Safety continues in sharps containers 

At Medegen Medical Products, Senior Director of Marketing & International Sales, Roy Prybella pointed out that the commonly seen red sharps containers are not just limited to certain areas of hospitals and healthcare facilities anymore. 

“We are seeing sharps used in more locations within the hospitals to make the containers more convenient to use. Awareness and sensitivity to reducing exposure both for needlesticks and also biological contamination has driven sharps container availability in each patient’s room, limiting the distance traveled with the needle,” Prybella said. 

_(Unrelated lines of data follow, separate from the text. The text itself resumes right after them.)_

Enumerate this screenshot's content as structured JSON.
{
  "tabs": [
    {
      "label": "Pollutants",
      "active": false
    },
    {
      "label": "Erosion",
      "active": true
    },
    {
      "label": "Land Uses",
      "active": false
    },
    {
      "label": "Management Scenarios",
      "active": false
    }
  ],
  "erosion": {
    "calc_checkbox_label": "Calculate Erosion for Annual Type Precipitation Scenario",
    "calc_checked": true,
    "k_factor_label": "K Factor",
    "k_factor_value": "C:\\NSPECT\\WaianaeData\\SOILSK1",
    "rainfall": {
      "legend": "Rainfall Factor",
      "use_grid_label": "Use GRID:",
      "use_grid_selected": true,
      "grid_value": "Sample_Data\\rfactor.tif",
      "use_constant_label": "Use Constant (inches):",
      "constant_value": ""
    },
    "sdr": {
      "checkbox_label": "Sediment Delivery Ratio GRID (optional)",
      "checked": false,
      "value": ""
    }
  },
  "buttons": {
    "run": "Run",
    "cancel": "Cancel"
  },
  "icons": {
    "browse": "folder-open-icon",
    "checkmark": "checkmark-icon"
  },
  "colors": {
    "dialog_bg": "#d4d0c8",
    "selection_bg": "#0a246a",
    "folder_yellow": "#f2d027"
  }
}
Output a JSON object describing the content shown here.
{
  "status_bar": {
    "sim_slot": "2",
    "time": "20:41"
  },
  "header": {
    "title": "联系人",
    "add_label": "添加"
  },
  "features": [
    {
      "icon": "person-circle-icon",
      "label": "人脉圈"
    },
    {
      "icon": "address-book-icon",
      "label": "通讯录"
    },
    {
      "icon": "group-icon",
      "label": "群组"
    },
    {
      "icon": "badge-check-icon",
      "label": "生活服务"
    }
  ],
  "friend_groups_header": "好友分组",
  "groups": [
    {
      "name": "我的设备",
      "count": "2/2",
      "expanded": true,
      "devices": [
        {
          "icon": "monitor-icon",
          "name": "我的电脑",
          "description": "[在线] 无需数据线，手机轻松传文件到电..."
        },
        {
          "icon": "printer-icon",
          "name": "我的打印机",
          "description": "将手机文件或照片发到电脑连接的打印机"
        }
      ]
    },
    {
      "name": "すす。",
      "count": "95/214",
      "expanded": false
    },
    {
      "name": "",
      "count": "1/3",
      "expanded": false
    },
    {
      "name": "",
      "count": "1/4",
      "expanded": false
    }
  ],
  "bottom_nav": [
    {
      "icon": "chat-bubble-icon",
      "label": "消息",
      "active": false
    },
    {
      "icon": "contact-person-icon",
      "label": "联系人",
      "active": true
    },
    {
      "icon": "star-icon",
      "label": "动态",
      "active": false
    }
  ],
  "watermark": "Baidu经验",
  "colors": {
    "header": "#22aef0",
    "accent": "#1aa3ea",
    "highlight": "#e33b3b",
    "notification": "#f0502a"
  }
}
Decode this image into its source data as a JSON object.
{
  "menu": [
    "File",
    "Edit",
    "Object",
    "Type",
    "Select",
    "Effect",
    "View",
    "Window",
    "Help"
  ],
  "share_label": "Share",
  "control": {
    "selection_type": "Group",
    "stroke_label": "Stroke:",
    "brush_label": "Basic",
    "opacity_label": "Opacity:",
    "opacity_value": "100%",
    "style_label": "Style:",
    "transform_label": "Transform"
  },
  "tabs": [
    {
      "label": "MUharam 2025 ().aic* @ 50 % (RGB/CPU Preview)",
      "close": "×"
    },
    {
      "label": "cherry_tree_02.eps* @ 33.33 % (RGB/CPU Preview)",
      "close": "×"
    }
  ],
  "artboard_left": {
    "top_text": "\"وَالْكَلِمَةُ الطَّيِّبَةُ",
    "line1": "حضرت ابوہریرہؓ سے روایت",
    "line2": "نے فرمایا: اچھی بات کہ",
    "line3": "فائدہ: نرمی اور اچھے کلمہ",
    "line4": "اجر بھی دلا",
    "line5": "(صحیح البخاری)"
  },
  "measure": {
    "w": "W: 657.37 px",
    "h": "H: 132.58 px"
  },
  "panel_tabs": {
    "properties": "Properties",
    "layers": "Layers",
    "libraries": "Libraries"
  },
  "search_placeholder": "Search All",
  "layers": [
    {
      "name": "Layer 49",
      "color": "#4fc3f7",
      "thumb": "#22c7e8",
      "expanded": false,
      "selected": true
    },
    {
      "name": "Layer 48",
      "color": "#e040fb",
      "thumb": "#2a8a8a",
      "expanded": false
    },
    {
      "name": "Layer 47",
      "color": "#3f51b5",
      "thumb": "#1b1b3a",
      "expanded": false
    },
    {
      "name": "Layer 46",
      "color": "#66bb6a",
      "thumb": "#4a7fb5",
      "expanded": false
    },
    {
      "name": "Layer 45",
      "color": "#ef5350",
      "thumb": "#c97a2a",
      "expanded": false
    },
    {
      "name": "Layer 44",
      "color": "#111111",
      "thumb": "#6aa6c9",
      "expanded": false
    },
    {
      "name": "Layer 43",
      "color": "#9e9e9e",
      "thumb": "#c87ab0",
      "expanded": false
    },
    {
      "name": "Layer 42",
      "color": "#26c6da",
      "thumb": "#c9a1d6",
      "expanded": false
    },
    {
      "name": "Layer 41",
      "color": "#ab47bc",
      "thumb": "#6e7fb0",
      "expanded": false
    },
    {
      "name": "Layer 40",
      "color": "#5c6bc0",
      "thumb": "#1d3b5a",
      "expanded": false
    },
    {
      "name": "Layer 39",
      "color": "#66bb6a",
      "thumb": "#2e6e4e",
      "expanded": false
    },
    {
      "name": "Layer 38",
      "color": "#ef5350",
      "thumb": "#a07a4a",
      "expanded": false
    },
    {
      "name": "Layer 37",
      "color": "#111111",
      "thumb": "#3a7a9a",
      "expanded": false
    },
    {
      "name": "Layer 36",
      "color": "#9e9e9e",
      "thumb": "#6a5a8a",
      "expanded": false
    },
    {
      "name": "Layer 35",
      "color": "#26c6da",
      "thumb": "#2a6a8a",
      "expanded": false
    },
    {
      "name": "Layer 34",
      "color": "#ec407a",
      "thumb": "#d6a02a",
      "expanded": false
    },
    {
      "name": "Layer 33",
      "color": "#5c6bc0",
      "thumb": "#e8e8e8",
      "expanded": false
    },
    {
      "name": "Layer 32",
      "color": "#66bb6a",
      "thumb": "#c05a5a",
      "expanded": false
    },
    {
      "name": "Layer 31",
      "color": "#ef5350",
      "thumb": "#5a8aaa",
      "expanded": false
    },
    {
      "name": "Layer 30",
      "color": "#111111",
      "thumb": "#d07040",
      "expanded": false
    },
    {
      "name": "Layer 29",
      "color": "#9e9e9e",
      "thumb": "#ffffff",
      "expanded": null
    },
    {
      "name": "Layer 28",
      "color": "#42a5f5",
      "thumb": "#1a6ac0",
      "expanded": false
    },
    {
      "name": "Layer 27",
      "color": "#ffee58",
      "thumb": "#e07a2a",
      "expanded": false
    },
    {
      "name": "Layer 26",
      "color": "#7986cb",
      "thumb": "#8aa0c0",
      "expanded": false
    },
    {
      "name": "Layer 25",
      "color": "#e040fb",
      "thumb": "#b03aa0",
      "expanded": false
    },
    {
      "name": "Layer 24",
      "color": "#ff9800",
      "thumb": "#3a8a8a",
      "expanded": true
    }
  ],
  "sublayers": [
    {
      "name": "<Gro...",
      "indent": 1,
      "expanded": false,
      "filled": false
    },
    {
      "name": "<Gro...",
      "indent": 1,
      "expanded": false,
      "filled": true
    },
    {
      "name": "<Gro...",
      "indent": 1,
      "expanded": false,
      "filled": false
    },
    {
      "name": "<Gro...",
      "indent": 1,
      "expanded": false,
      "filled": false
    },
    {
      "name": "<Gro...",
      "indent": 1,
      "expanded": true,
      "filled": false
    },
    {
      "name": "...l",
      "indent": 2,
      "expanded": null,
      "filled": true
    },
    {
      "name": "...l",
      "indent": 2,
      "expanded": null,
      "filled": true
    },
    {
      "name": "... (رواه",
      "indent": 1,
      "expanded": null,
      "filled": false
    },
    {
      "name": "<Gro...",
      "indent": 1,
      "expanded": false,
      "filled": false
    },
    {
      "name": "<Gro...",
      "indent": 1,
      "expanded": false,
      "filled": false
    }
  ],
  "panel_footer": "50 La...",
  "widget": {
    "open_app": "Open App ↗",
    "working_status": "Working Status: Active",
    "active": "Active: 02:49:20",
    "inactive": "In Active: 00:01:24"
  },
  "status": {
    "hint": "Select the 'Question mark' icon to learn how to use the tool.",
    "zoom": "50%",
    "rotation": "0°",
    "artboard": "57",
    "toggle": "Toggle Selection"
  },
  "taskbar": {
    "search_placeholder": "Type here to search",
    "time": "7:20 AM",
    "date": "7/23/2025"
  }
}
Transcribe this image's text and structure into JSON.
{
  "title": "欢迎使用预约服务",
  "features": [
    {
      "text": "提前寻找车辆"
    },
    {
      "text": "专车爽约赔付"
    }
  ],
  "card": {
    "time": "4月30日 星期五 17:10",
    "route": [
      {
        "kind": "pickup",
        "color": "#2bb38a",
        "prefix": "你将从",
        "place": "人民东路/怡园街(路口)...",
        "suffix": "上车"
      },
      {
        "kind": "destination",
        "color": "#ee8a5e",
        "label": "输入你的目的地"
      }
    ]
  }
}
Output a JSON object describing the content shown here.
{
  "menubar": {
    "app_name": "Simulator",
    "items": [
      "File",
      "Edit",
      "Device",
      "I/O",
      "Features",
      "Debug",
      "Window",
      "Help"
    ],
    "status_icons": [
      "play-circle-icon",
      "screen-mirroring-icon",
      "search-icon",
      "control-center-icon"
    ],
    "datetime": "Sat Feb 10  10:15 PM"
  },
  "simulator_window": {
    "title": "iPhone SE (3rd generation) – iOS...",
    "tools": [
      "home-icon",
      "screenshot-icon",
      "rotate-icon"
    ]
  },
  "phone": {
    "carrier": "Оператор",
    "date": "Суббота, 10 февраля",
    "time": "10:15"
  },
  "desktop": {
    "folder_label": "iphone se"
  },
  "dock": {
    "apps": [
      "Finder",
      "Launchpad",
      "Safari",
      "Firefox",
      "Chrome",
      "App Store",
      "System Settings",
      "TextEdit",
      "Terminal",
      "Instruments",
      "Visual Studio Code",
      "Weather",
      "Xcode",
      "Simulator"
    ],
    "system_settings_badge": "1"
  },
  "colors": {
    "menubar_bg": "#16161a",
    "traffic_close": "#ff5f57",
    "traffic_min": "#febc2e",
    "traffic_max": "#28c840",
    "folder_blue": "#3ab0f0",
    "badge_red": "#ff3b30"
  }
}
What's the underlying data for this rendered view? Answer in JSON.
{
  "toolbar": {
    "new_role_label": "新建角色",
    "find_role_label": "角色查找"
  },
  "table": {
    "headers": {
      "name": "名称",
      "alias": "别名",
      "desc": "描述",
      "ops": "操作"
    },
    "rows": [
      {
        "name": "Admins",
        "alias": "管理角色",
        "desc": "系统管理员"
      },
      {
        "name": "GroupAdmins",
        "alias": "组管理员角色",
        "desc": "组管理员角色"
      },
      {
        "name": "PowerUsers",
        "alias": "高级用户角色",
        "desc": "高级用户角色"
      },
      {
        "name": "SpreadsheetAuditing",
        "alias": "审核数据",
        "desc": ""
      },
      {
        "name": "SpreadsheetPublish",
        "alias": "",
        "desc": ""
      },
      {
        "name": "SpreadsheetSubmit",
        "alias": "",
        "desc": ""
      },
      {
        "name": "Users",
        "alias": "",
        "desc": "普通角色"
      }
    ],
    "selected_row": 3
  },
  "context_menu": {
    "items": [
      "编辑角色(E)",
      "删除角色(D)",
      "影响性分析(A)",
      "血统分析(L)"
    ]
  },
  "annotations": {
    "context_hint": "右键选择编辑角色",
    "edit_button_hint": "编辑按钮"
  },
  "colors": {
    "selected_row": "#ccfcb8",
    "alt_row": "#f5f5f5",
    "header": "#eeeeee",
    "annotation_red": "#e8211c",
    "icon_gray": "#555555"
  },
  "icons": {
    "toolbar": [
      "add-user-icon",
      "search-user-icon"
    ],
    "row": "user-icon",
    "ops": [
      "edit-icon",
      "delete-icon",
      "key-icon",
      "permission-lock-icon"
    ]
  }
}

He added, “There was also a complicating factor where sharps containers only fit into a certain manufacturers cabinets and brackets limiting choice and managing inventories. New products are being designed to fit into multiple cabinets. For example, the leading sharps container is a 5-quart or 5.4-quart sharps from two different suppliers, and the sharps would not fit into each other’s cabinet. We have a new design that provides the 5.4-quart volume, and it fits into both cabinets simplifying supply by reducing the number of SKUs.” 

Prybella also reported that sharps containers are being seen more frequently in locations outside of hospitals and healthcare facilities, both for convenience and safety reasons. 

He said, “Alternate care is the fastest-growing segment of the healthcare industry including home healthcare. Medication is administered in those settings by both licensed professionals and family members. [The] practice is changing from using empty coffee cans and plastic milk containers to dispose of needles. There are more options available that are safer and approved for use and proper disposal. There is also a higher awareness in public spaces to retain and dispose of needles.” 

As an example of sharps disposal convenience, Prybella noted that Medegen has introduced a “small, personal sharps container that can be easily carried and used while limiting the distance traveled with the potentially dangerous sharps.” The portable container is designed for medical and personal daily use. 

Forecasting the future of the sharps market, Prybella opined, “I believe the sharps market will expand with smaller, more portable models and less with large, centrally located units. Large units will still be used in more industrial locations like lab testing facilities. There will also be more awareness of bloodborne pathogens.” 

In a scenario that embraces technology to potentially eliminate almost all sharps injuries, APIC’s Moss suggested, “In the future, I think a large number, if not all, surgeries and sharps procedures will be performed robotically. Phlebotomy and IV insertions could also be performed by robotic devices, and laboratory tests could become more of a scanning procedure than the actual collection of blood. Ultimately, humans would have minimal or no role in the performance of sharps-related activities in healthcare.”